Would you retype, word for word, the line with "What's the underlying" and each line after it to the end of the entries below, leaving the pictures out?

(Source data)
◇ ◇ ◇ ◇

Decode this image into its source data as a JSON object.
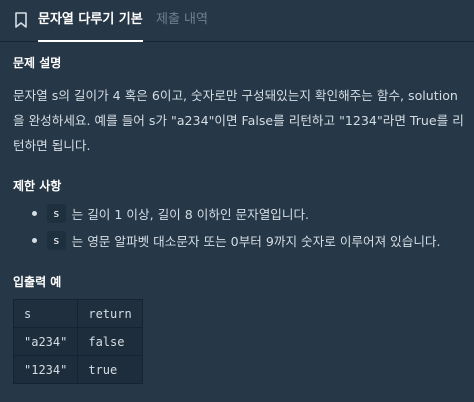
{
  "tabs": {
    "bookmark_icon": "bookmark-icon",
    "active_label": "문자열 다루기 기본",
    "inactive_label": "제출 내역"
  },
  "problem": {
    "title": "문제 설명",
    "description": "문자열 s의 길이가 4 혹은 6이고, 숫자로만 구성돼있는지 확인해주는 함수, solution을 완성하세요. 예를 들어 s가 \"a234\"이면 False를 리턴하고 \"1234\"라면 True를 리턴하면 됩니다."
  },
  "constraints": {
    "title": "제한 사항",
    "items": [
      {
        "code": "s",
        "text": "는 길이 1 이상, 길이 8 이하인 문자열입니다."
      },
      {
        "code": "s",
        "text": "는 영문 알파벳 대소문자 또는 0부터 9까지 숫자로 이루어져 있습니다."
      }
    ]
  },
  "examples": {
    "title": "입출력 예",
    "headers": [
      "s",
      "return"
    ],
    "rows": [
      [
        "\"a234\"",
        "false"
      ],
      [
        "\"1234\"",
        "true"
      ]
    ]
  }
}
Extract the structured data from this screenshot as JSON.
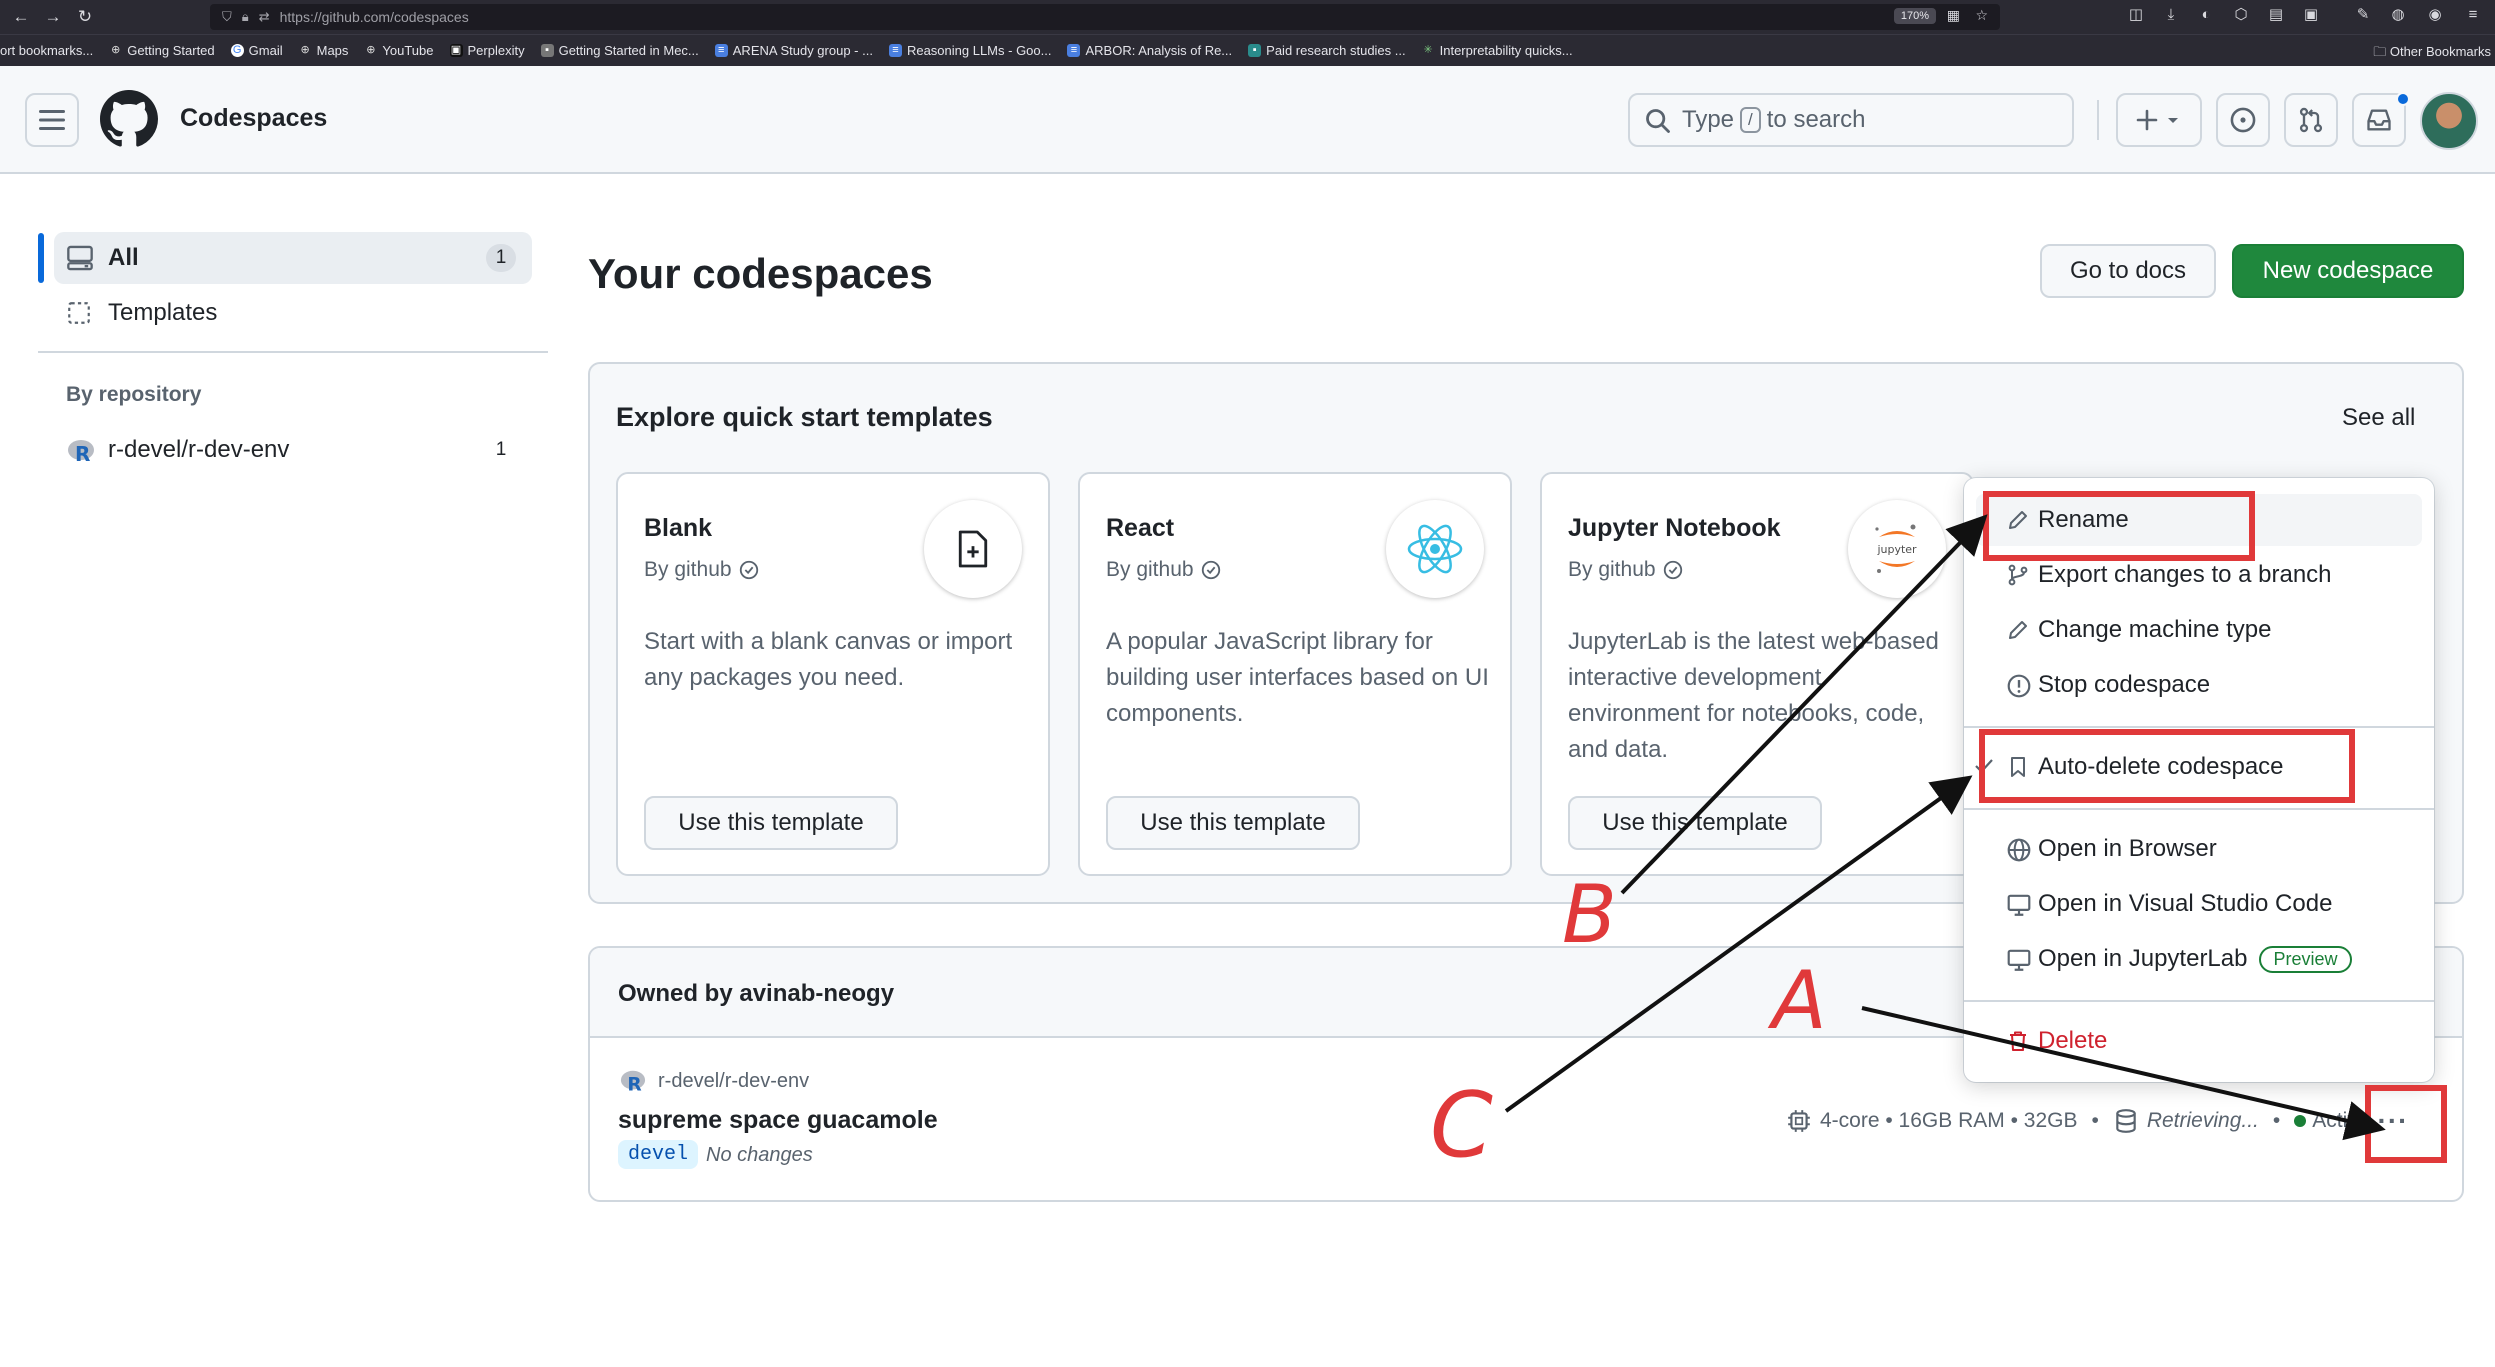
{
  "browser": {
    "url": "https://github.com/codespaces",
    "zoom": "170%",
    "bookmarks": [
      "ort bookmarks...",
      "Getting Started",
      "Gmail",
      "Maps",
      "YouTube",
      "Perplexity",
      "Getting Started in Mec...",
      "ARENA Study group - ...",
      "Reasoning LLMs - Goo...",
      "ARBOR: Analysis of Re...",
      "Paid research studies ...",
      "Interpretability quicks..."
    ],
    "other_bookmarks": "Other Bookmarks"
  },
  "header": {
    "title": "Codespaces",
    "search_prefix": "Type",
    "search_key": "/",
    "search_suffix": "to search"
  },
  "sidebar": {
    "items": [
      {
        "label": "All",
        "count": "1"
      },
      {
        "label": "Templates"
      }
    ],
    "by_repository_heading": "By repository",
    "repos": [
      {
        "label": "r-devel/r-dev-env",
        "count": "1"
      }
    ]
  },
  "main": {
    "title": "Your codespaces",
    "docs_button": "Go to docs",
    "new_button": "New codespace",
    "templates_heading": "Explore quick start templates",
    "see_all": "See all",
    "templates": [
      {
        "name": "Blank",
        "by": "By github",
        "desc": "Start with a blank canvas or import any packages you need.",
        "button": "Use this template"
      },
      {
        "name": "React",
        "by": "By github",
        "desc": "A popular JavaScript library for building user interfaces based on UI components.",
        "button": "Use this template"
      },
      {
        "name": "Jupyter Notebook",
        "by": "By github",
        "desc": "JupyterLab is the latest web-based interactive development environment for notebooks, code, and data.",
        "button": "Use this template",
        "icon_text": "jupyter"
      }
    ],
    "owned_heading": "Owned by avinab-neogy",
    "codespace": {
      "repo": "r-devel/r-dev-env",
      "name": "supreme space guacamole",
      "branch": "devel",
      "changes": "No changes",
      "machine": "4-core • 16GB RAM • 32GB",
      "storage": "Retrieving...",
      "status": "Active",
      "menu_trigger": "···"
    }
  },
  "menu": {
    "items": [
      "Rename",
      "Export changes to a branch",
      "Change machine type",
      "Stop codespace",
      "Auto-delete codespace",
      "Open in Browser",
      "Open in Visual Studio Code",
      "Open in JupyterLab",
      "Delete"
    ],
    "preview_badge": "Preview"
  },
  "annotations": {
    "labels": [
      "A",
      "B",
      "C"
    ],
    "color": "#e0393a"
  },
  "colors": {
    "primary_green": "#1f883d",
    "accent_blue": "#0969da",
    "danger_red": "#cf222e",
    "annotation_red": "#e0393a"
  }
}
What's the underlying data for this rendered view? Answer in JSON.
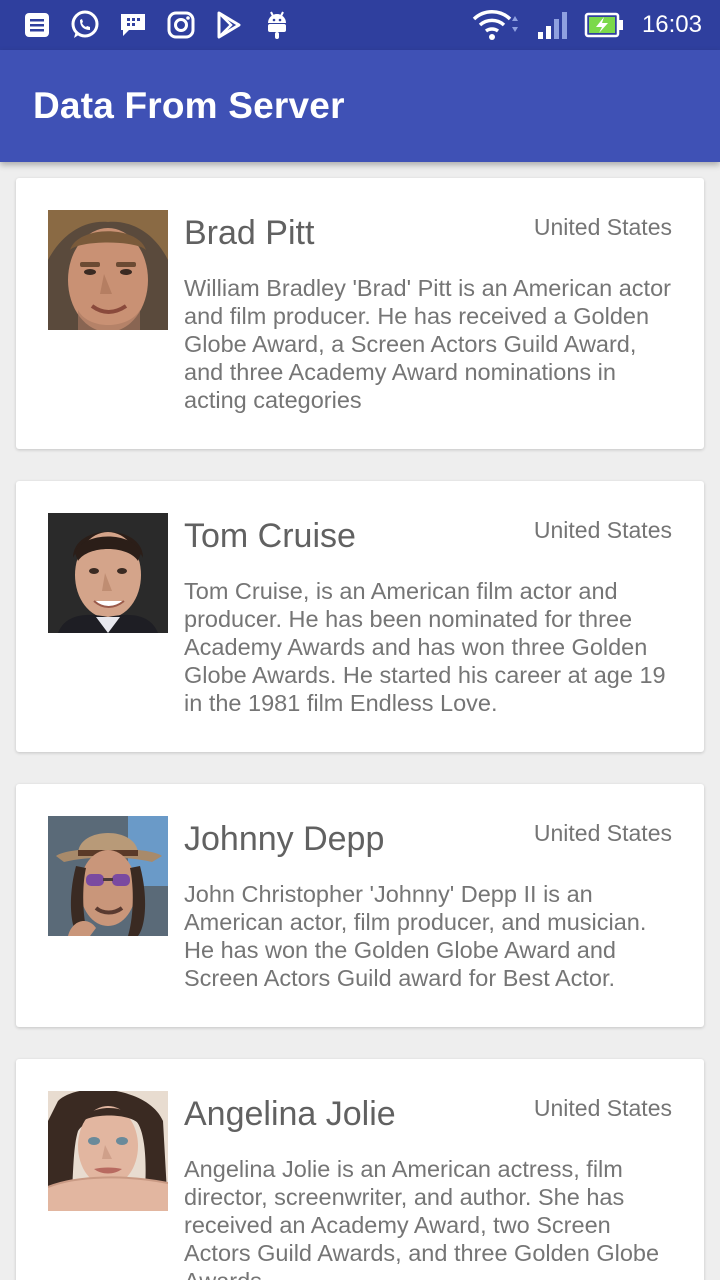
{
  "status_bar": {
    "time": "16:03",
    "notification_icons": [
      "list-icon",
      "whatsapp-icon",
      "bbm-icon",
      "instagram-icon",
      "play-store-icon",
      "android-icon"
    ],
    "system_icons": [
      "wifi-icon",
      "signal-icon",
      "battery-charging-icon"
    ]
  },
  "app_bar": {
    "title": "Data From Server"
  },
  "colors": {
    "status_bar": "#2f3f9e",
    "app_bar": "#3f51b5",
    "background": "#eeeeee",
    "card": "#ffffff",
    "text": "#757575"
  },
  "items": [
    {
      "name": "Brad Pitt",
      "country": "United States",
      "description": "William Bradley 'Brad' Pitt is an American actor and film producer. He has received a Golden Globe Award, a Screen Actors Guild Award, and three Academy Award nominations in acting categories"
    },
    {
      "name": "Tom Cruise",
      "country": "United States",
      "description": "Tom Cruise, is an American film actor and producer. He has been nominated for three Academy Awards and has won three Golden Globe Awards. He started his career at age 19 in the 1981 film Endless Love."
    },
    {
      "name": "Johnny Depp",
      "country": "United States",
      "description": "John Christopher 'Johnny' Depp II is an American actor, film producer, and musician. He has won the Golden Globe Award and Screen Actors Guild award for Best Actor."
    },
    {
      "name": "Angelina Jolie",
      "country": "United States",
      "description": "Angelina Jolie is an American actress, film director, screenwriter, and author. She has received an Academy Award, two Screen Actors Guild Awards, and three Golden Globe Awards."
    }
  ]
}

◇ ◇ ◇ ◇

### Written answer
What's the underlying data for this rendered view? Answer in JSON.
{
  "status_bar": {
    "time": "16:03",
    "notification_icons": [
      "list-icon",
      "whatsapp-icon",
      "bbm-icon",
      "instagram-icon",
      "play-store-icon",
      "android-icon"
    ],
    "system_icons": [
      "wifi-icon",
      "signal-icon",
      "battery-charging-icon"
    ]
  },
  "app_bar": {
    "title": "Data From Server"
  },
  "colors": {
    "status_bar": "#2f3f9e",
    "app_bar": "#3f51b5",
    "background": "#eeeeee",
    "card": "#ffffff",
    "text": "#757575"
  },
  "items": [
    {
      "name": "Brad Pitt",
      "country": "United States",
      "description": "William Bradley 'Brad' Pitt is an American actor and film producer. He has received a Golden Globe Award, a Screen Actors Guild Award, and three Academy Award nominations in acting categories"
    },
    {
      "name": "Tom Cruise",
      "country": "United States",
      "description": "Tom Cruise, is an American film actor and producer. He has been nominated for three Academy Awards and has won three Golden Globe Awards. He started his career at age 19 in the 1981 film Endless Love."
    },
    {
      "name": "Johnny Depp",
      "country": "United States",
      "description": "John Christopher 'Johnny' Depp II is an American actor, film producer, and musician. He has won the Golden Globe Award and Screen Actors Guild award for Best Actor."
    },
    {
      "name": "Angelina Jolie",
      "country": "United States",
      "description": "Angelina Jolie is an American actress, film director, screenwriter, and author. She has received an Academy Award, two Screen Actors Guild Awards, and three Golden Globe Awards."
    }
  ]
}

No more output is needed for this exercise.